The ridge scramble was fun. Not much wind. This side of Bean Peak is much less precipitous than the Bean Creek Basin side. I had no problems scrambling up to the summit. It was 1:30 when I reached the top. Still early though the dark gray clouds made it seem later. Looking back to the ridge between Bean and Mary Peaks I saw a lot of green larch trees. A close look at the trees right below the summit of Mary showed them to be golden. Some larch above 6000' have begun to turn color. This bodes well for Ingalls Pass in a week or two.

I spent almost 50 minutes on the summit. At 2:18 I headed down. The rock scramble is steep and a lot of fun. Really sticky rock. The rest of the descent is a bit tedious down grassy and rocky slopes. I unexpectedly ran into a boot path compete with switchbacks the last 300 or so feet. After so many wildflowers on my early summer visit to the basin it seems a little empty now. Still there are some flowers hanging on and others, like gentians, just getting started. All the yellow grass has a beauty all it's own.

As I reached the lower basin the raindrops began to fall. Not hard but steady. I picked up the pace and reached the forest before I needed to stop for rain gear. In fact. the rain was on and off all the way back to the car. I reached the trailhead at 3:55 making my day just over 7 hours. The loop is a little over 12 miles with 4400' of gain. Two trips with a GPS agree. Much of the drive home was in the rain but I was pleased to have had most all the hike be dry.
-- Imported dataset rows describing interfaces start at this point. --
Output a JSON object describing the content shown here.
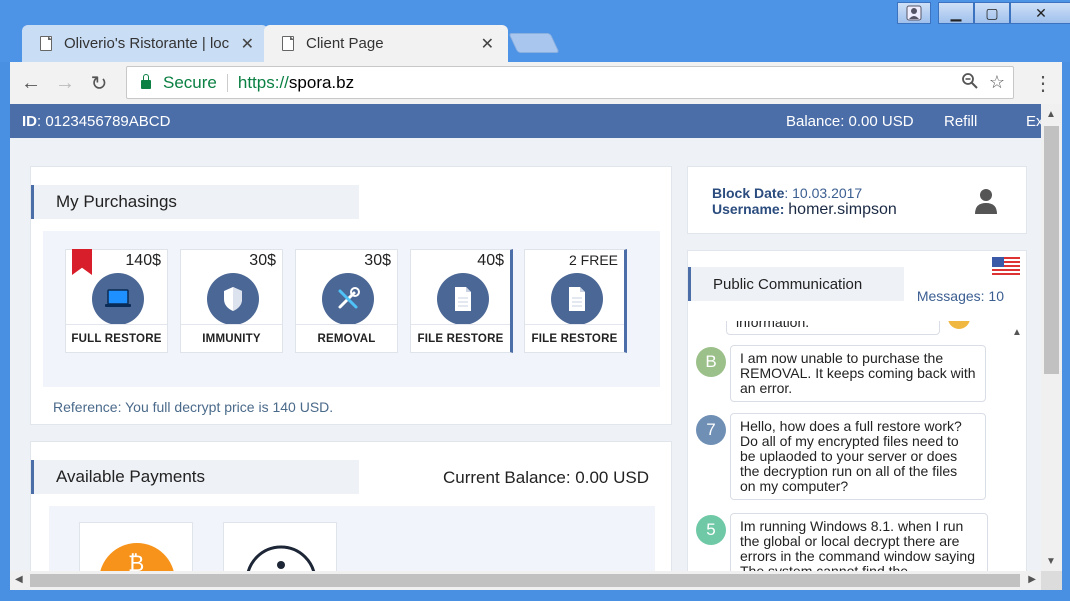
{
  "browser": {
    "tabs": [
      {
        "title": "Oliverio's Ristorante | loc",
        "active": false
      },
      {
        "title": "Client Page",
        "active": true
      }
    ],
    "secure_label": "Secure",
    "url_scheme": "https://",
    "url_host": "spora.bz"
  },
  "topbar": {
    "id_label": "ID",
    "id_value": ": 0123456789ABCD",
    "balance": "Balance: 0.00 USD",
    "refill": "Refill",
    "exit": "Ex"
  },
  "purchasings": {
    "title": "My Purchasings",
    "products": [
      {
        "price": "140$",
        "label": "FULL RESTORE",
        "icon": "laptop-icon"
      },
      {
        "price": "30$",
        "label": "IMMUNITY",
        "icon": "shield-icon"
      },
      {
        "price": "30$",
        "label": "REMOVAL",
        "icon": "tools-icon"
      },
      {
        "price": "40$",
        "label": "FILE RESTORE",
        "icon": "document-icon"
      },
      {
        "price": "2 FREE",
        "label": "FILE RESTORE",
        "icon": "document-icon"
      }
    ],
    "reference": "Reference: You full decrypt price is 140 USD."
  },
  "payments": {
    "title": "Available Payments",
    "current_balance": "Current Balance: 0.00 USD"
  },
  "account": {
    "block_date_label": "Block Date",
    "block_date_value": ": 10.03.2017",
    "username_label": "Username",
    "username_value": "homer.simpson"
  },
  "communication": {
    "title": "Public Communication",
    "messages": "Messages: 10",
    "partial_top": "information.",
    "items": [
      {
        "avatar": "B",
        "color": "#9cc08a",
        "text": "I am now unable to purchase the REMOVAL. It keeps coming back with an error."
      },
      {
        "avatar": "7",
        "color": "#6f8fb5",
        "text": "Hello, how does a full restore work? Do all of my encrypted files need to be uplaoded to your server or does the decryption run on all of the files on my computer?"
      },
      {
        "avatar": "5",
        "color": "#6fc9a6",
        "text": "Im running Windows 8.1. when I run the global or local decrypt there are errors in the command window saying The system cannot find the"
      }
    ]
  }
}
Two summits, lots of fall color, and almost no other people made for a great day in the mountains.

Mountain Ash
Colorful Leaves
Trailside Color
Red & Green
Bill's Peak
Beverly Basin Trail
Green & Color
Colorful Grass
Lone Wildflower
Bill's Peak Summit
Iron Summit Ridge
Mt. Stuart In The Clouds
Mighty Bill's Peak
My Route To Bean Peak
Three Queens
Hawkins Mountain
Teanaway Peak
Little Annapurna
Nice Contrast
Lone Yellow Flower
White Flowers
Grass & Granite
Color & Bean Peak
Narrow Trail
Great Color
Colorful Rock
Turning Larch
Fortune & Ingalls Peaks
Stuart Nearly Clear
Looking Back To Iron Pk
Navaho Peak
Flowers On Ridge
Nearing Bean Summit
Ridge To Earl Peak
Golden Larch Under Mary
Colorful Clouds
Self Portrait On Bean
Steep Descent
Red Rocks
Blooming Aster
Bean Peak From Basin
Indian Paintbrush
Grassy Basin
Multiple Colors
Mountain Ash Berries
Last Wildflower
Click on thumbnails to get larger pictures.

Trips - 2011